### REQUIRED ACTION
Counting task for the entries below: give the number of lines that contain the word "html", with no other text.

──────── RECORDS FOR THIS EXERCISE

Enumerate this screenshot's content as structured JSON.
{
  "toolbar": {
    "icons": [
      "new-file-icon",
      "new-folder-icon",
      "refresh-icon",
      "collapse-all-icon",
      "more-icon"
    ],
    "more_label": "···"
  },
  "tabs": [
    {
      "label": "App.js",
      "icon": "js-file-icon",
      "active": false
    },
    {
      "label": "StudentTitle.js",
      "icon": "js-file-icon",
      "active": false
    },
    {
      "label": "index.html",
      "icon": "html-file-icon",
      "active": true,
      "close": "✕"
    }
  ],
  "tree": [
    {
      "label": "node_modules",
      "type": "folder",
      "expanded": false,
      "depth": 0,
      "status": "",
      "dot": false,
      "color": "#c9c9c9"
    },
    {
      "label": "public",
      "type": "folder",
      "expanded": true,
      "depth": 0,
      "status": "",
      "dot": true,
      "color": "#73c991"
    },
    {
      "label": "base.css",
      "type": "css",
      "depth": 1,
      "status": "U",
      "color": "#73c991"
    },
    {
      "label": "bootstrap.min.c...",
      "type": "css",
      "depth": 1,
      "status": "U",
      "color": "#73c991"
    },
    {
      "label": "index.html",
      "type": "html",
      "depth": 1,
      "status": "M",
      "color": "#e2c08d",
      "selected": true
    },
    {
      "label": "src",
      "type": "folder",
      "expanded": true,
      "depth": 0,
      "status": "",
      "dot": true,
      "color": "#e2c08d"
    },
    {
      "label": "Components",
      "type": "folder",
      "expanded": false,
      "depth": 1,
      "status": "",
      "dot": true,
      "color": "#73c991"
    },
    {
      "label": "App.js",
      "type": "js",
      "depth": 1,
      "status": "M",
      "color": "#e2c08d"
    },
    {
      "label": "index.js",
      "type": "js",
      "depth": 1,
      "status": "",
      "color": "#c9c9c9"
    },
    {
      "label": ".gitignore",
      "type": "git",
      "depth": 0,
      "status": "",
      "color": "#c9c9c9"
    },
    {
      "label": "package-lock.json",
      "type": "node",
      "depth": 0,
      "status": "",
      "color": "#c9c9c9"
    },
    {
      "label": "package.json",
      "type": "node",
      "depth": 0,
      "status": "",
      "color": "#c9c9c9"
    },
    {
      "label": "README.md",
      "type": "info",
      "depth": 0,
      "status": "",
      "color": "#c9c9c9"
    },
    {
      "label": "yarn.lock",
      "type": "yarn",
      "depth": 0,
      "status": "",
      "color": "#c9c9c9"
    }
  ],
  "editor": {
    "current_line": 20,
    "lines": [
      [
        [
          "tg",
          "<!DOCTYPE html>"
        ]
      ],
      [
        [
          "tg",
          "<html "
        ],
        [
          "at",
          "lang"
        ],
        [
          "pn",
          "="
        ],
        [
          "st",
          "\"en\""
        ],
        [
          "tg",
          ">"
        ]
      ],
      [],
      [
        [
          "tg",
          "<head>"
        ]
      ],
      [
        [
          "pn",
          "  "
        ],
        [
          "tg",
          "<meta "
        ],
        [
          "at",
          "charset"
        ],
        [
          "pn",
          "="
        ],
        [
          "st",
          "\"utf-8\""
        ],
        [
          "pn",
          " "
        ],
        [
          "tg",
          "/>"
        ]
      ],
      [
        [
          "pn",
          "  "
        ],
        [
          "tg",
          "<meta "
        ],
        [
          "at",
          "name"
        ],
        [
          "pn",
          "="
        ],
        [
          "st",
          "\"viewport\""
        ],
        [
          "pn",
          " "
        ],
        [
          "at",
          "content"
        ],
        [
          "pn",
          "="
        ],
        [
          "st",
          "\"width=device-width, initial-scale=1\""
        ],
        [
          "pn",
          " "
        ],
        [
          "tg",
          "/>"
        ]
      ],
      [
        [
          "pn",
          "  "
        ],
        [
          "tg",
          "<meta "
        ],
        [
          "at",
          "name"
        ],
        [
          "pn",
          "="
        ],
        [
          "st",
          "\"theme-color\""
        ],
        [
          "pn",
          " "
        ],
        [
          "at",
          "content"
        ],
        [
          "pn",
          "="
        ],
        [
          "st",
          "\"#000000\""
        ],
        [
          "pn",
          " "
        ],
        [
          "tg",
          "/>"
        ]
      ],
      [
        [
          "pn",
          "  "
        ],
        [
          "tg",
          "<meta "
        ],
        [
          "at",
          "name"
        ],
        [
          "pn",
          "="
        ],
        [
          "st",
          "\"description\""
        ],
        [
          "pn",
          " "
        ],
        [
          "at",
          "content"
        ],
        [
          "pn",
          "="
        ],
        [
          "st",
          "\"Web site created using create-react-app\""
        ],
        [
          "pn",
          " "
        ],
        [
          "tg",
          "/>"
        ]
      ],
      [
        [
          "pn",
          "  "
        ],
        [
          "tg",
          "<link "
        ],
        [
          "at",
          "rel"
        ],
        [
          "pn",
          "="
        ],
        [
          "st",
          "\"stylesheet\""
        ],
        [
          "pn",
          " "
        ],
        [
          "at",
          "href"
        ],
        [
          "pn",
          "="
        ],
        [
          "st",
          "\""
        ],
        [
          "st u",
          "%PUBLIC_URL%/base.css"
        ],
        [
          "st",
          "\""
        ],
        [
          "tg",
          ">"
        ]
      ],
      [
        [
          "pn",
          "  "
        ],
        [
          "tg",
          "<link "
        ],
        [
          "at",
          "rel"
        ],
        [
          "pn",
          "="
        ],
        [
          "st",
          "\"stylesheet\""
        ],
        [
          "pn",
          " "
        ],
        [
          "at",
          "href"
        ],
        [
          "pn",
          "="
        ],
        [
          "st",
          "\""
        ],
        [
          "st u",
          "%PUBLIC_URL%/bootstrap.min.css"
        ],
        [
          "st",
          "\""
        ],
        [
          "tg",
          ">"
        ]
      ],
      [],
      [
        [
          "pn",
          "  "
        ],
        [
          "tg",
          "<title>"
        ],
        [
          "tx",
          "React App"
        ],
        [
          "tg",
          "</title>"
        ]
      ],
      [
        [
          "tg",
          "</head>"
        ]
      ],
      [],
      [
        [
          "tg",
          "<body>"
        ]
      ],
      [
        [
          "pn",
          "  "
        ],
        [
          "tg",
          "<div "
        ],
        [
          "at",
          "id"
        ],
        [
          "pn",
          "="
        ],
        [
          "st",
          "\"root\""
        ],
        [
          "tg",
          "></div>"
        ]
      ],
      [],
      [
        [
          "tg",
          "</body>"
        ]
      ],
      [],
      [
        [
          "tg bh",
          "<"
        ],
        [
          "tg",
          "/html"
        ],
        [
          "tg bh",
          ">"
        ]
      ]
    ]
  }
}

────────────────

### EXERCISE RESPONSE
7